Will you do this for me, as you are a noble-hearted friend?'
Poor Pet! Self-deceived, mistaken child! When were such changes ever made in men's natural relations to one another: when was such reconcilement of ingrain differences ever effected! It has been tried many times by other daughters, Minnie; it has never succeeded; nothing has ever come of it but failure.
So Clennam thought. So he did not say; it was too late. He bound himself to do all she asked, and she knew full well that he would do it.
They were now at the last tree in the avenue. She stopped, and withdrew her arm. Speaking to him with her eyes lifted up to his, and with the hand that had lately rested on his sleeve trembling by touching one of the roses in his breast as an additional appeal to him, she said:
'Dear Mr Clennam, in my happiness--for I am happy, though you have seen me crying--I cannot bear to leave any cloud between us. If you have anything to forgive me (not anything that I have wilfully done, but any trouble I may have caused you without meaning it, or having it in my power to help it), forgive me to-night out of your noble heart!'
He stooped to meet the guileless face that met his without shrinking.
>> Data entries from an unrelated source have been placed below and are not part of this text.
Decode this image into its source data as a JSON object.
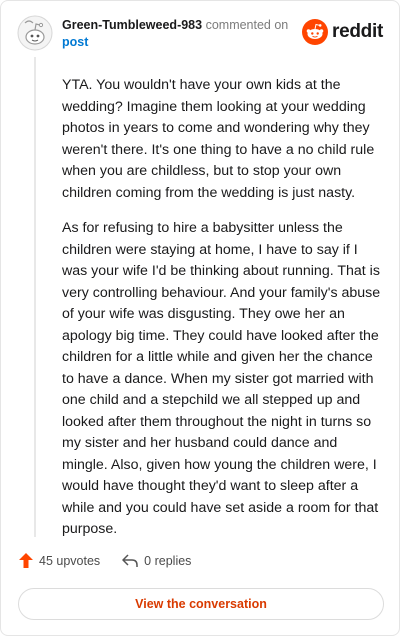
{
  "comment": {
    "username": "Green-Tumbleweed-983",
    "commented_on": "commented on",
    "post_link": "post",
    "paragraphs": [
      "YTA. You wouldn't have your own kids at the wedding? Imagine them looking at your wedding photos in years to come and wondering why they weren't there. It's one thing to have a no child rule when you are childless, but to stop your own children coming from the wedding is just nasty.",
      "As for refusing to hire a babysitter unless the children were staying at home, I have to say if I was your wife I'd be thinking about running. That is very controlling behaviour. And your family's abuse of your wife was disgusting. They owe her an apology big time. They could have looked after the children for a little while and given her the chance to have a dance. When my sister got married with one child and a stepchild we all stepped up and looked after them throughout the night in turns so my sister and her husband could dance and mingle. Also, given how young the children were, I would have thought they'd want to sleep after a while and you could have set aside a room for that purpose."
    ]
  },
  "brand": {
    "name": "reddit",
    "color": "#ff4500"
  },
  "actions": {
    "upvotes": "45 upvotes",
    "replies": "0 replies"
  },
  "view_button": "View the conversation",
  "colors": {
    "accent": "#d93a00",
    "link": "#0079d3",
    "upvote": "#ff4500"
  }
}
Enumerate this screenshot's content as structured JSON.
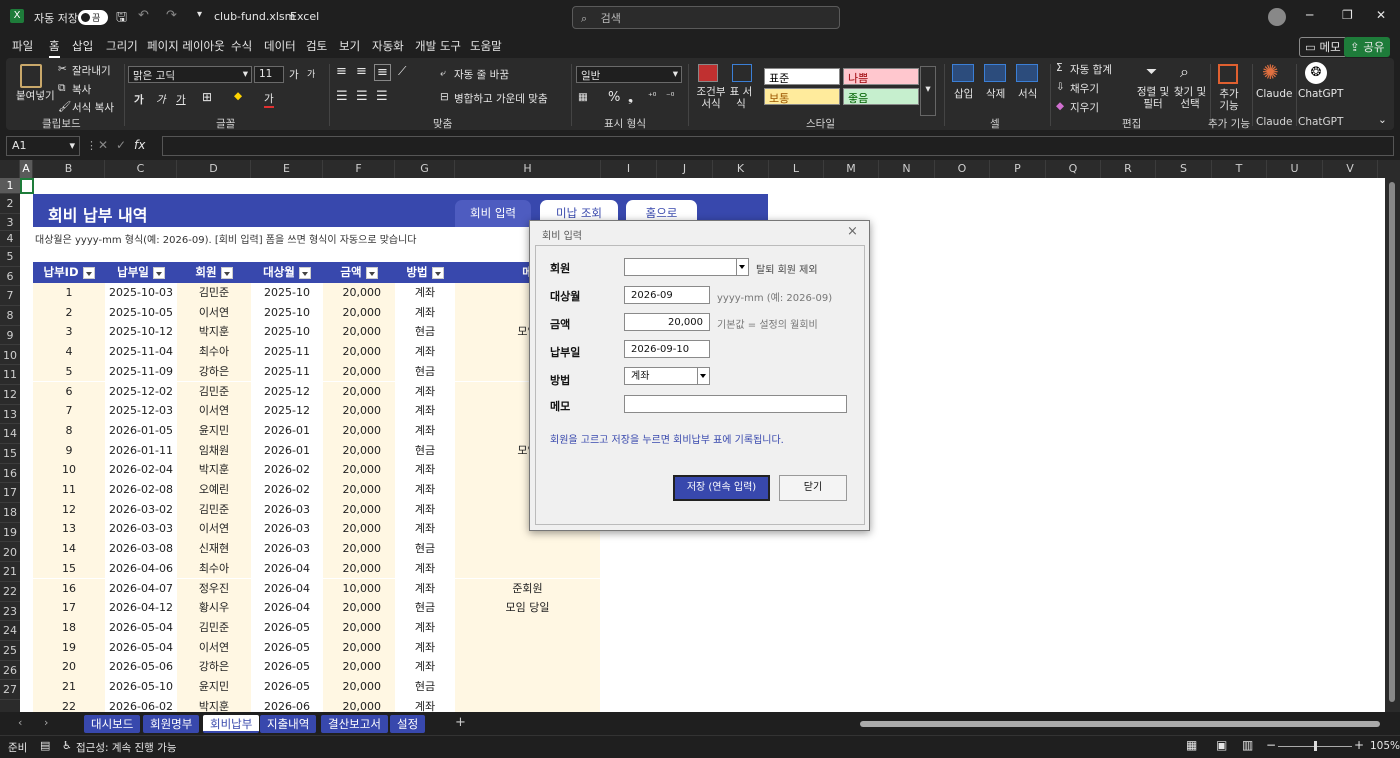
{
  "titlebar": {
    "autosave_label": "자동 저장",
    "autosave_state": "끔",
    "filename": "club-fund.xlsm",
    "app": "Excel",
    "search_placeholder": "검색",
    "win_min": "─",
    "win_max": "❐",
    "win_close": "✕"
  },
  "menu": {
    "items": [
      "파일",
      "홈",
      "삽입",
      "그리기",
      "페이지 레이아웃",
      "수식",
      "데이터",
      "검토",
      "보기",
      "자동화",
      "개발 도구",
      "도움말"
    ],
    "active": "홈",
    "memo": "메모",
    "share": "공유"
  },
  "ribbon": {
    "clipboard": {
      "paste": "붙여넣기",
      "cut": "잘라내기",
      "copy": "복사",
      "format_painter": "서식 복사",
      "label": "클립보드"
    },
    "font": {
      "name": "맑은 고딕",
      "size": "11",
      "grow": "가",
      "shrink": "가",
      "bold": "가",
      "italic": "가",
      "underline": "가",
      "label": "글꼴"
    },
    "alignment": {
      "wrap": "자동 줄 바꿈",
      "merge": "병합하고 가운데 맞춤",
      "label": "맞춤"
    },
    "number": {
      "format": "일반",
      "label": "표시 형식"
    },
    "styles": {
      "conditional": "조건부 서식",
      "table": "표 서식",
      "normal": "표준",
      "bad": "나쁨",
      "neutral": "보통",
      "good": "좋음",
      "label": "스타일"
    },
    "cells": {
      "insert": "삽입",
      "delete": "삭제",
      "format": "서식",
      "label": "셀"
    },
    "editing": {
      "autosum": "자동 합계",
      "fill": "채우기",
      "clear": "지우기",
      "sort": "정렬 및 필터",
      "find": "찾기 및 선택",
      "label": "편집"
    },
    "addins": {
      "label": "추가 기능",
      "btn": "추가 기능"
    },
    "claude": {
      "label": "Claude",
      "btn": "Claude"
    },
    "chatgpt": {
      "label": "ChatGPT",
      "btn": "ChatGPT"
    }
  },
  "formula": {
    "namebox": "A1",
    "fx": "fx"
  },
  "columns": [
    "A",
    "B",
    "C",
    "D",
    "E",
    "F",
    "G",
    "H",
    "I",
    "J",
    "K",
    "L",
    "M",
    "N",
    "O",
    "P",
    "Q",
    "R",
    "S",
    "T",
    "U",
    "V"
  ],
  "rows": [
    "1",
    "2",
    "3",
    "4",
    "5",
    "6",
    "7",
    "8",
    "9",
    "10",
    "11",
    "12",
    "13",
    "14",
    "15",
    "16",
    "17",
    "18",
    "19",
    "20",
    "21",
    "22",
    "23",
    "24",
    "25",
    "26",
    "27"
  ],
  "sheet": {
    "title": "회비 납부 내역",
    "nav": [
      "회비 입력",
      "미납 조회",
      "홈으로"
    ],
    "note": "대상월은 yyyy-mm 형식(예: 2026-09). [회비 입력] 폼을 쓰면 형식이 자동으로 맞습니다",
    "headers": [
      "납부ID",
      "납부일",
      "회원",
      "대상월",
      "금액",
      "방법",
      "메"
    ],
    "data": [
      [
        "1",
        "2025-10-03",
        "김민준",
        "2025-10",
        "20,000",
        "계좌",
        ""
      ],
      [
        "2",
        "2025-10-05",
        "이서연",
        "2025-10",
        "20,000",
        "계좌",
        ""
      ],
      [
        "3",
        "2025-10-12",
        "박지훈",
        "2025-10",
        "20,000",
        "현금",
        "모임"
      ],
      [
        "4",
        "2025-11-04",
        "최수아",
        "2025-11",
        "20,000",
        "계좌",
        ""
      ],
      [
        "5",
        "2025-11-09",
        "강하은",
        "2025-11",
        "20,000",
        "현금",
        ""
      ],
      [
        "6",
        "2025-12-02",
        "김민준",
        "2025-12",
        "20,000",
        "계좌",
        ""
      ],
      [
        "7",
        "2025-12-03",
        "이서연",
        "2025-12",
        "20,000",
        "계좌",
        ""
      ],
      [
        "8",
        "2026-01-05",
        "윤지민",
        "2026-01",
        "20,000",
        "계좌",
        ""
      ],
      [
        "9",
        "2026-01-11",
        "임채원",
        "2026-01",
        "20,000",
        "현금",
        "모임"
      ],
      [
        "10",
        "2026-02-04",
        "박지훈",
        "2026-02",
        "20,000",
        "계좌",
        ""
      ],
      [
        "11",
        "2026-02-08",
        "오예린",
        "2026-02",
        "20,000",
        "계좌",
        ""
      ],
      [
        "12",
        "2026-03-02",
        "김민준",
        "2026-03",
        "20,000",
        "계좌",
        ""
      ],
      [
        "13",
        "2026-03-03",
        "이서연",
        "2026-03",
        "20,000",
        "계좌",
        ""
      ],
      [
        "14",
        "2026-03-08",
        "신재현",
        "2026-03",
        "20,000",
        "현금",
        ""
      ],
      [
        "15",
        "2026-04-06",
        "최수아",
        "2026-04",
        "20,000",
        "계좌",
        ""
      ],
      [
        "16",
        "2026-04-07",
        "정우진",
        "2026-04",
        "10,000",
        "계좌",
        "준회원"
      ],
      [
        "17",
        "2026-04-12",
        "황시우",
        "2026-04",
        "20,000",
        "현금",
        "모임 당일"
      ],
      [
        "18",
        "2026-05-04",
        "김민준",
        "2026-05",
        "20,000",
        "계좌",
        ""
      ],
      [
        "19",
        "2026-05-04",
        "이서연",
        "2026-05",
        "20,000",
        "계좌",
        ""
      ],
      [
        "20",
        "2026-05-06",
        "강하은",
        "2026-05",
        "20,000",
        "계좌",
        ""
      ],
      [
        "21",
        "2026-05-10",
        "윤지민",
        "2026-05",
        "20,000",
        "현금",
        ""
      ],
      [
        "22",
        "2026-06-02",
        "박지훈",
        "2026-06",
        "20,000",
        "계좌",
        ""
      ]
    ]
  },
  "dialog": {
    "title": "회비 입력",
    "close": "×",
    "member_label": "회원",
    "member_value": "",
    "member_hint": "탈퇴 회원 제외",
    "month_label": "대상월",
    "month_value": "2026-09",
    "month_hint": "yyyy-mm (예: 2026-09)",
    "amount_label": "금액",
    "amount_value": "20,000",
    "amount_hint": "기본값 = 설정의 월회비",
    "date_label": "납부일",
    "date_value": "2026-09-10",
    "method_label": "방법",
    "method_value": "계좌",
    "memo_label": "메모",
    "memo_value": "",
    "info": "회원을 고르고 저장을 누르면 회비납부 표에 기록됩니다.",
    "save": "저장 (연속 입력)",
    "cancel": "닫기"
  },
  "tabs": {
    "items": [
      "대시보드",
      "회원명부",
      "회비납부",
      "지출내역",
      "결산보고서",
      "설정"
    ],
    "selected": "회비납부",
    "add": "+"
  },
  "status": {
    "ready": "준비",
    "accessibility": "접근성: 계속 진행 가능",
    "zoom": "105%"
  },
  "colors": {
    "accent": "#3848ad",
    "band": "#fff7e3",
    "share": "#1e7c3a"
  }
}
He kissed it, and answered, Heaven knew that he had nothing to forgive. As he stooped to meet the innocent face once again, she whispered, 'Good-bye!' and he repeated it. It was taking leave of all his old hopes--all nobody's old restless doubts. They came out of the avenue next moment, arm-in-arm as they had entered it: and the trees seemed to close up behind them in the darkness, like their own perspective of the past.
The voices of Mr and Mrs Meagles and Doyce were audible directly, speaking near the garden gate. Hearing Pet's name among them, Clennam called out, 'She is here, with me.' There was some little wondering and laughing until they came up; but as soon as they had all come together, it ceased, and Pet glided away.
Mr Meagles, Doyce, and Clennam, without speaking, walked up and down on the brink of the river, in the light of the rising moon, for a few minutes; and then Doyce lingered behind, and went into the house. Mr Meagles and Clennam walked up and down together for a few minutes more without speaking, until at length the former broke silence.
'Arthur,' said he, using that familiar address for the first time in their communication, 'do you remember my telling you, as we walked up and down one hot morning, looking over the harbour at Marseilles, that Pet's baby sister who was dead seemed to Mother and me to have grown as she had grown, and changed as she had changed?'
'You remember my saying that our thoughts had never been able to separate those twin sisters, and that, in our fancy, whatever Pet was, the other was?'
'Yes, very well.'
'Arthur,' said Mr Meagles, much subdued, 'I carry that fancy further to-night. I feel to-night, my dear fellow, as if you had loved my dead child very tenderly, and had lost her when she was like what Pet is now.'
'Thank you!' murmured Clennam, 'thank you!' And pressed his hand.
'Will you come in?' said Mr Meagles, presently.
'In a little while.'
Mr Meagles fell away, and he was left alone. When he had walked on the river's brink in the peaceful moonlight for some half an hour, he put his hand in his breast and tenderly took out the handful of roses. Perhaps he put them to his heart, perhaps he put them to his lips, but certainly he bent down on the shore and gently launched them on the flowing river. Pale and unreal in the moonlight, the river floated them away. The lights were bright within doors when he entered, and the faces on which they shone, his own face not excepted, were soon quietly cheerful. They talked of many subjects (his partner never had had such a ready store to draw upon for the beguiling of the time), and so to bed, and to sleep. While the flowers, pale and unreal in the moonlight, floated away upon the river; and thus do greater things that once were in our breasts, and near our hearts, flow from us to the eternal seas.